Exercise directions:
Pictures in the records below are skipped; the rest is copied exactly.
╭─ Data extracts
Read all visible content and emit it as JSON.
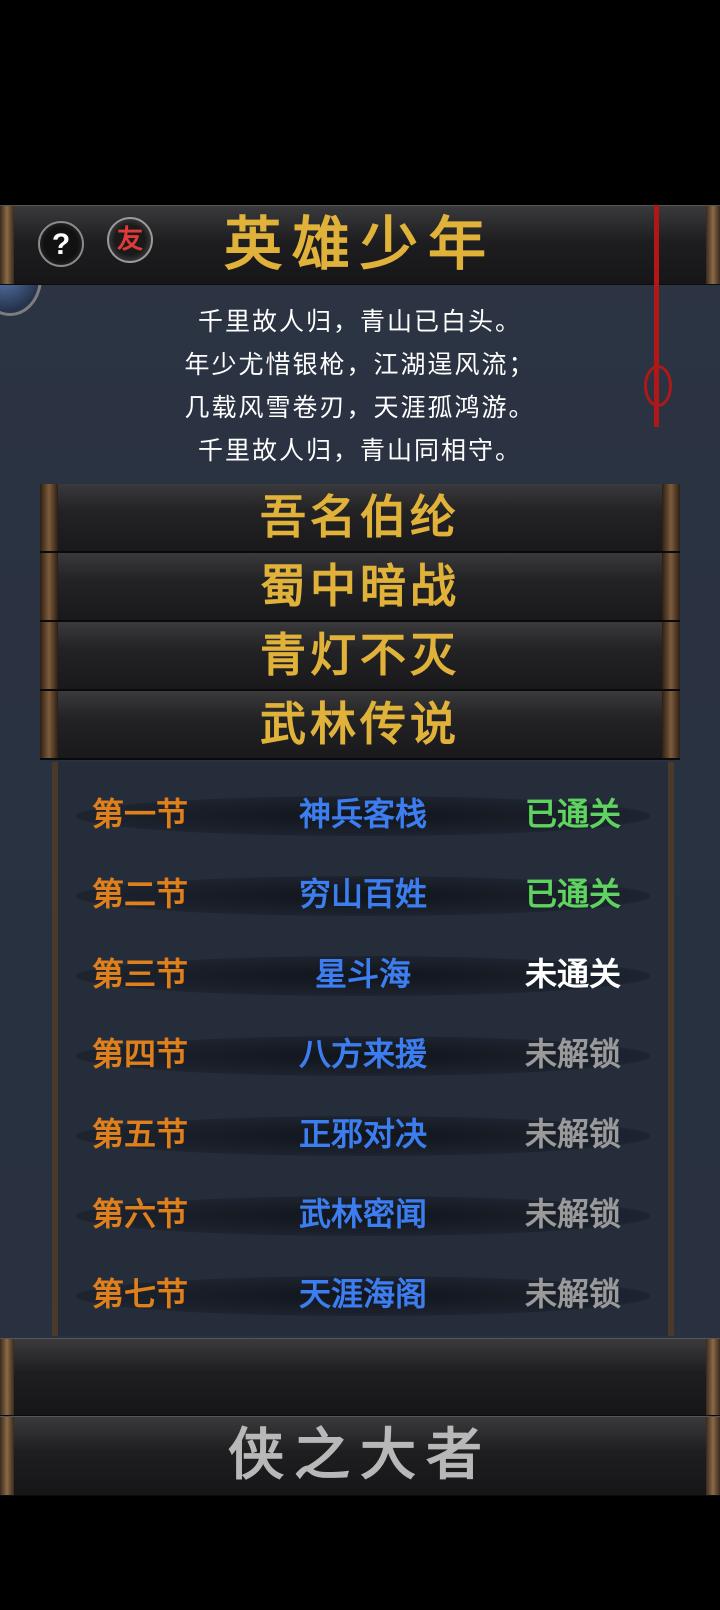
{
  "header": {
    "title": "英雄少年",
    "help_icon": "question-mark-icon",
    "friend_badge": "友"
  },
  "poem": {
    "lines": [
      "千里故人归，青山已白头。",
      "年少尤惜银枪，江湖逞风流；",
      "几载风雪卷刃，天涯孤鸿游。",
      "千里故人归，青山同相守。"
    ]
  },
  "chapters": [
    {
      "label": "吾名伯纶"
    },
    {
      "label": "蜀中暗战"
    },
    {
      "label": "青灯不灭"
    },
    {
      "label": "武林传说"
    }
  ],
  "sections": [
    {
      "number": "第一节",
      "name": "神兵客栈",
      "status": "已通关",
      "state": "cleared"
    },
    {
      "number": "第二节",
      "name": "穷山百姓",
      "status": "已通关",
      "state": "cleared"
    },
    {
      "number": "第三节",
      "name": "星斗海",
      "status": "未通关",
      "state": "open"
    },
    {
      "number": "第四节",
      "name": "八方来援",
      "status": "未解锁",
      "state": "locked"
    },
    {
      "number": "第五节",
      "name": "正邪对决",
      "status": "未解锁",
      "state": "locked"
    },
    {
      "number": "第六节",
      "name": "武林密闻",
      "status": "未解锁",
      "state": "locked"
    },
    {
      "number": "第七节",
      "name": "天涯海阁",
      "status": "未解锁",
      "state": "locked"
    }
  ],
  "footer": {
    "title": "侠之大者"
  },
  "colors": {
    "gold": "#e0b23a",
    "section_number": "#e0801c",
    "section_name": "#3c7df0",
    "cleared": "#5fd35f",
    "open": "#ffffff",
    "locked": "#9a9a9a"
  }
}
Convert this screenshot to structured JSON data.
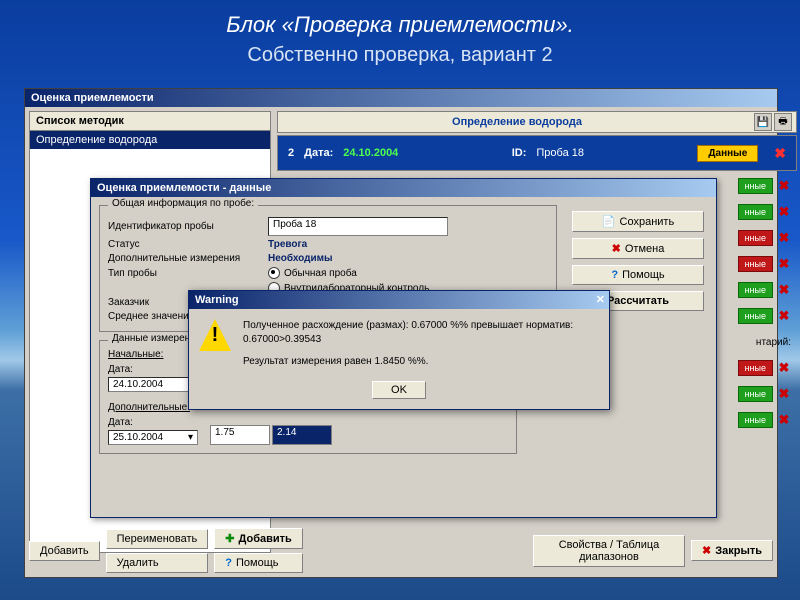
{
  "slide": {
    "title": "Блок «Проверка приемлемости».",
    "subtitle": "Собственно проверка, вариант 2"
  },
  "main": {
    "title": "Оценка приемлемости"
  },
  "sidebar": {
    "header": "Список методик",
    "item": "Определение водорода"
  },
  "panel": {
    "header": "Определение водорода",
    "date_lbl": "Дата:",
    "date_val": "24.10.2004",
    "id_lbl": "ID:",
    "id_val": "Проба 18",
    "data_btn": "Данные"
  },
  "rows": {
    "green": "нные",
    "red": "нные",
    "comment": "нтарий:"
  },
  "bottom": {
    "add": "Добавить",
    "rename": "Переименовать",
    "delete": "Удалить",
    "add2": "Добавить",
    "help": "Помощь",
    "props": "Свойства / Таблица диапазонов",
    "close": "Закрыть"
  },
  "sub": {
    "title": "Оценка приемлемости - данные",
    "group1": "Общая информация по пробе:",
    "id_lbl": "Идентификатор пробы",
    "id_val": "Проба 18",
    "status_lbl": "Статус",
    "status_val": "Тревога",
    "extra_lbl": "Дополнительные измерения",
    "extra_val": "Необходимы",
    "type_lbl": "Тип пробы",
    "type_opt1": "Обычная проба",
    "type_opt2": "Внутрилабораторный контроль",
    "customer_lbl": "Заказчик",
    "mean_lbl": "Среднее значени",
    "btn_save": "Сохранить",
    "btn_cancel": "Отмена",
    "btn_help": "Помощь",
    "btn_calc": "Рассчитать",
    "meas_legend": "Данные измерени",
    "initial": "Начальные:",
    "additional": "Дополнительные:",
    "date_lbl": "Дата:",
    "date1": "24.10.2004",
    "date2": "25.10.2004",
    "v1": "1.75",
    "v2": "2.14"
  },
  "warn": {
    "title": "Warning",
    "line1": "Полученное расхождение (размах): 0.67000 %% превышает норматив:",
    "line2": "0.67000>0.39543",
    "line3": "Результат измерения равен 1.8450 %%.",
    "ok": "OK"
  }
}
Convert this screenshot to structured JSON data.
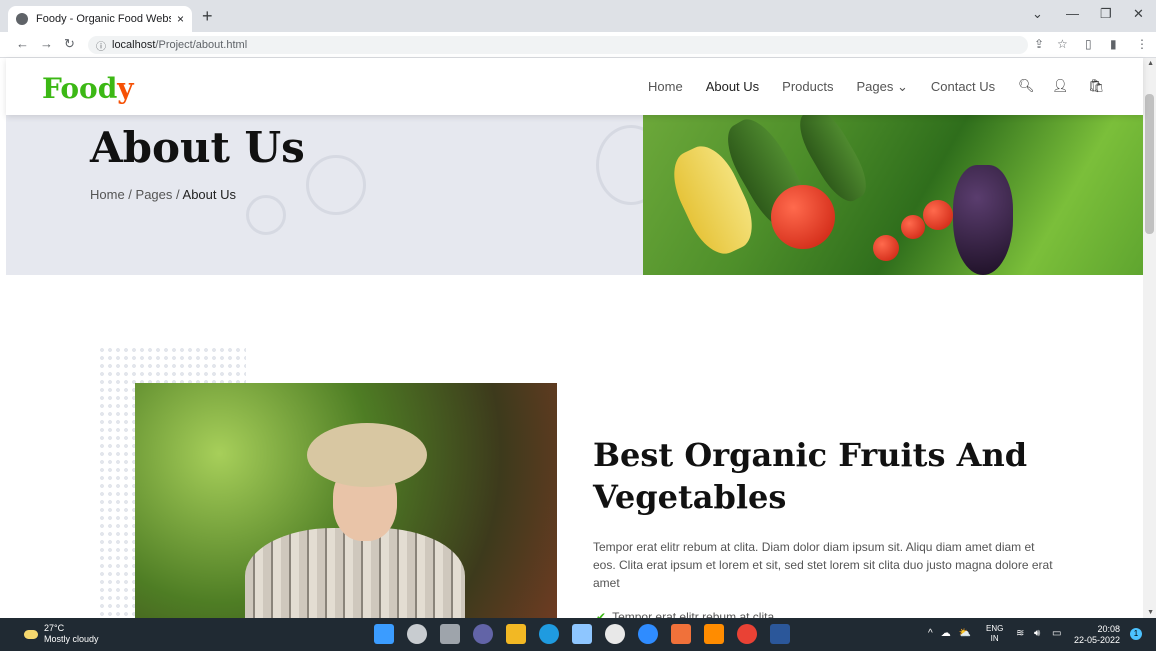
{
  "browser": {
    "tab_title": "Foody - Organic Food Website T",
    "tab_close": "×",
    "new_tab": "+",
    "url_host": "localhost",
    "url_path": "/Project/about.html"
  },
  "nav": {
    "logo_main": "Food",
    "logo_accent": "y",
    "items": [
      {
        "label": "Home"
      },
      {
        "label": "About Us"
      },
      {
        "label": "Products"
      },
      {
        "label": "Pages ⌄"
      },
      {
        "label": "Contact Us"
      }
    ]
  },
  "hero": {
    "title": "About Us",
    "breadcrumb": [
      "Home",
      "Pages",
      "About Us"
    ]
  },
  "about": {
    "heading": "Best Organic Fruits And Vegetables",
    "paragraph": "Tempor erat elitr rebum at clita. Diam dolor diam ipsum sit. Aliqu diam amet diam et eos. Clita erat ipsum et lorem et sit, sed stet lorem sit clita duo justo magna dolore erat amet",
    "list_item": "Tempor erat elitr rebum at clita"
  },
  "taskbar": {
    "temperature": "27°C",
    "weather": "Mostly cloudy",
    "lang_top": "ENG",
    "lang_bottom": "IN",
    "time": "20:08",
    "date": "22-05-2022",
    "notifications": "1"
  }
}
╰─
Answer space:
Read all visible content and emit it as JSON.
{
  "header": {
    "title": "英雄少年",
    "help_icon": "question-mark-icon",
    "friend_badge": "友"
  },
  "poem": {
    "lines": [
      "千里故人归，青山已白头。",
      "年少尤惜银枪，江湖逞风流；",
      "几载风雪卷刃，天涯孤鸿游。",
      "千里故人归，青山同相守。"
    ]
  },
  "chapters": [
    {
      "label": "吾名伯纶"
    },
    {
      "label": "蜀中暗战"
    },
    {
      "label": "青灯不灭"
    },
    {
      "label": "武林传说"
    }
  ],
  "sections": [
    {
      "number": "第一节",
      "name": "神兵客栈",
      "status": "已通关",
      "state": "cleared"
    },
    {
      "number": "第二节",
      "name": "穷山百姓",
      "status": "已通关",
      "state": "cleared"
    },
    {
      "number": "第三节",
      "name": "星斗海",
      "status": "未通关",
      "state": "open"
    },
    {
      "number": "第四节",
      "name": "八方来援",
      "status": "未解锁",
      "state": "locked"
    },
    {
      "number": "第五节",
      "name": "正邪对决",
      "status": "未解锁",
      "state": "locked"
    },
    {
      "number": "第六节",
      "name": "武林密闻",
      "status": "未解锁",
      "state": "locked"
    },
    {
      "number": "第七节",
      "name": "天涯海阁",
      "status": "未解锁",
      "state": "locked"
    }
  ],
  "footer": {
    "title": "侠之大者"
  },
  "colors": {
    "gold": "#e0b23a",
    "section_number": "#e0801c",
    "section_name": "#3c7df0",
    "cleared": "#5fd35f",
    "open": "#ffffff",
    "locked": "#9a9a9a"
  }
}
Convert this screenshot to structured JSON data.
{
  "slide": {
    "title": "Блок «Проверка приемлемости».",
    "subtitle": "Собственно проверка, вариант 2"
  },
  "main": {
    "title": "Оценка приемлемости"
  },
  "sidebar": {
    "header": "Список методик",
    "item": "Определение водорода"
  },
  "panel": {
    "header": "Определение водорода",
    "date_lbl": "Дата:",
    "date_val": "24.10.2004",
    "id_lbl": "ID:",
    "id_val": "Проба 18",
    "data_btn": "Данные"
  },
  "rows": {
    "green": "нные",
    "red": "нные",
    "comment": "нтарий:"
  },
  "bottom": {
    "add": "Добавить",
    "rename": "Переименовать",
    "delete": "Удалить",
    "add2": "Добавить",
    "help": "Помощь",
    "props": "Свойства / Таблица диапазонов",
    "close": "Закрыть"
  },
  "sub": {
    "title": "Оценка приемлемости - данные",
    "group1": "Общая информация по пробе:",
    "id_lbl": "Идентификатор пробы",
    "id_val": "Проба 18",
    "status_lbl": "Статус",
    "status_val": "Тревога",
    "extra_lbl": "Дополнительные измерения",
    "extra_val": "Необходимы",
    "type_lbl": "Тип пробы",
    "type_opt1": "Обычная проба",
    "type_opt2": "Внутрилабораторный контроль",
    "customer_lbl": "Заказчик",
    "mean_lbl": "Среднее значени",
    "btn_save": "Сохранить",
    "btn_cancel": "Отмена",
    "btn_help": "Помощь",
    "btn_calc": "Рассчитать",
    "meas_legend": "Данные измерени",
    "initial": "Начальные:",
    "additional": "Дополнительные:",
    "date_lbl": "Дата:",
    "date1": "24.10.2004",
    "date2": "25.10.2004",
    "v1": "1.75",
    "v2": "2.14"
  },
  "warn": {
    "title": "Warning",
    "line1": "Полученное расхождение (размах): 0.67000 %% превышает норматив:",
    "line2": "0.67000>0.39543",
    "line3": "Результат измерения равен 1.8450 %%.",
    "ok": "OK"
  }
}
Convert this screenshot to structured JSON data.
{
  "browser": {
    "tab_title": "Foody - Organic Food Website T",
    "tab_close": "×",
    "new_tab": "+",
    "url_host": "localhost",
    "url_path": "/Project/about.html"
  },
  "nav": {
    "logo_main": "Food",
    "logo_accent": "y",
    "items": [
      {
        "label": "Home"
      },
      {
        "label": "About Us"
      },
      {
        "label": "Products"
      },
      {
        "label": "Pages ⌄"
      },
      {
        "label": "Contact Us"
      }
    ]
  },
  "hero": {
    "title": "About Us",
    "breadcrumb": [
      "Home",
      "Pages",
      "About Us"
    ]
  },
  "about": {
    "heading": "Best Organic Fruits And Vegetables",
    "paragraph": "Tempor erat elitr rebum at clita. Diam dolor diam ipsum sit. Aliqu diam amet diam et eos. Clita erat ipsum et lorem et sit, sed stet lorem sit clita duo justo magna dolore erat amet",
    "list_item": "Tempor erat elitr rebum at clita"
  },
  "taskbar": {
    "temperature": "27°C",
    "weather": "Mostly cloudy",
    "lang_top": "ENG",
    "lang_bottom": "IN",
    "time": "20:08",
    "date": "22-05-2022",
    "notifications": "1"
  }
}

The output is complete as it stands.